ABOUT THIS EXERCISE
Which lines below include the string "example"? Please show each one.

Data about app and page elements
^^^^^^^^^^^^^^^^
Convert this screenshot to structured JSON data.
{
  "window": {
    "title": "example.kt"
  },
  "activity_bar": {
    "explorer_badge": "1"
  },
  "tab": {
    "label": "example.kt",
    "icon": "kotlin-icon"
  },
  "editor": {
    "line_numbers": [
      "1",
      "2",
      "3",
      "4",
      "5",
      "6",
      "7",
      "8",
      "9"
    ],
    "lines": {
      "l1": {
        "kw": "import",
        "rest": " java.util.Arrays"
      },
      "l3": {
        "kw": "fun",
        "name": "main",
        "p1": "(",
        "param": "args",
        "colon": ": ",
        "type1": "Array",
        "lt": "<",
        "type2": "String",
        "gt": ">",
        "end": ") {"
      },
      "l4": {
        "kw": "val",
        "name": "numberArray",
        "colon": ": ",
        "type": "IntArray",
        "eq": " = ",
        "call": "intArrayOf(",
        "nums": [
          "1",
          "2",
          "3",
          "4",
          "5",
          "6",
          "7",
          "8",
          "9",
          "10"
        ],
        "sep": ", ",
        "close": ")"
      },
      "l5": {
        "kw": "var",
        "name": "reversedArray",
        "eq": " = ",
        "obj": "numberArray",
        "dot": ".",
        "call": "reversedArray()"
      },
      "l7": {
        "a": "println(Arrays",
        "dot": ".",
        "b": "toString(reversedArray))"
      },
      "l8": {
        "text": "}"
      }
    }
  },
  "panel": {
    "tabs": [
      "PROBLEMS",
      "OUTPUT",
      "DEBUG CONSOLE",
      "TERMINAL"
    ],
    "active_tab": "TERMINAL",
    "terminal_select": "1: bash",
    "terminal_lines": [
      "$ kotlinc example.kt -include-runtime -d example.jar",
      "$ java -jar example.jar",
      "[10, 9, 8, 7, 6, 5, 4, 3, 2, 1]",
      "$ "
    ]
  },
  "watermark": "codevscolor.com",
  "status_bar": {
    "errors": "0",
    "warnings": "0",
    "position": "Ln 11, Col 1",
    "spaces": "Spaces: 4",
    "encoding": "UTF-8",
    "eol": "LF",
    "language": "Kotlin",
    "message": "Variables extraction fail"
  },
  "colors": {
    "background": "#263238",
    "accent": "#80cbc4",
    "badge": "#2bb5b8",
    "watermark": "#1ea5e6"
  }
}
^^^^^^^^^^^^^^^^
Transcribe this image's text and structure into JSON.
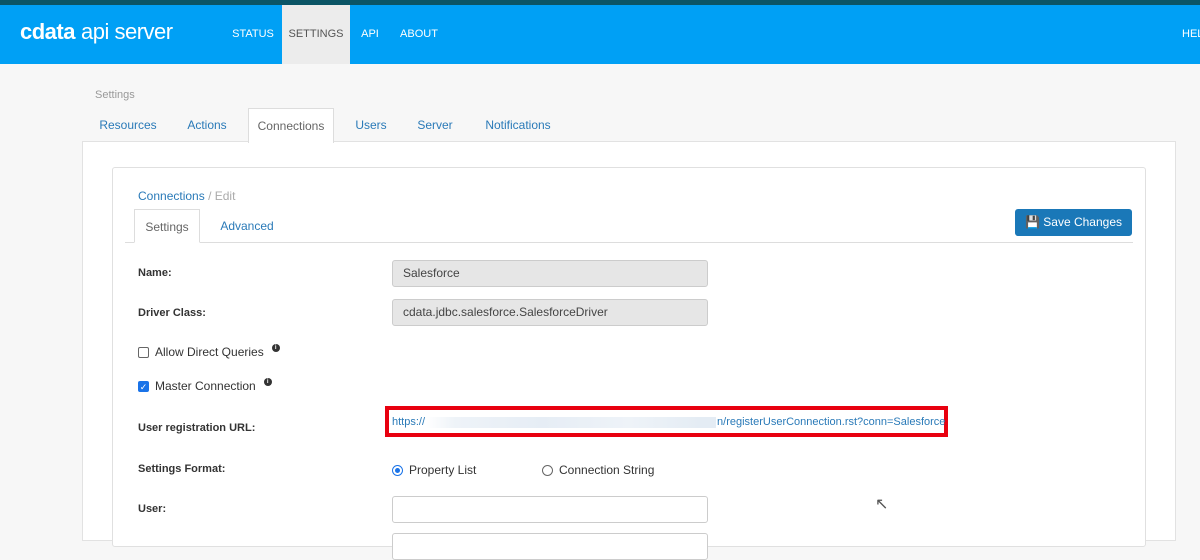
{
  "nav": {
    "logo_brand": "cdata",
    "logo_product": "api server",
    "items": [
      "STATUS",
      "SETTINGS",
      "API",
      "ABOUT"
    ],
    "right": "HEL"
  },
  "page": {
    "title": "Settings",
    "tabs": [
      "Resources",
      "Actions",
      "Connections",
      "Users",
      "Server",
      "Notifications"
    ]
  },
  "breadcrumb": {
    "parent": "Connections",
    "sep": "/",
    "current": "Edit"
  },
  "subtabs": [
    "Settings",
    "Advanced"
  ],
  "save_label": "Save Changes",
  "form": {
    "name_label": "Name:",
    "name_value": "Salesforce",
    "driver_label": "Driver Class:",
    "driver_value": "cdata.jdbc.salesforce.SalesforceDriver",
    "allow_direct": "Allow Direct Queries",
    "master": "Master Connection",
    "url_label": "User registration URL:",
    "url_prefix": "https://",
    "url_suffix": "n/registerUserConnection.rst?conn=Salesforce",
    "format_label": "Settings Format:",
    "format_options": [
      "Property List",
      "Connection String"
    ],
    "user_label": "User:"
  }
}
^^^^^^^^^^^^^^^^
SOLUTION
    "title": "example.kt"
    "label": "example.kt",
      "$ kotlinc example.kt -include-runtime -d example.jar",
      "$ java -jar example.jar",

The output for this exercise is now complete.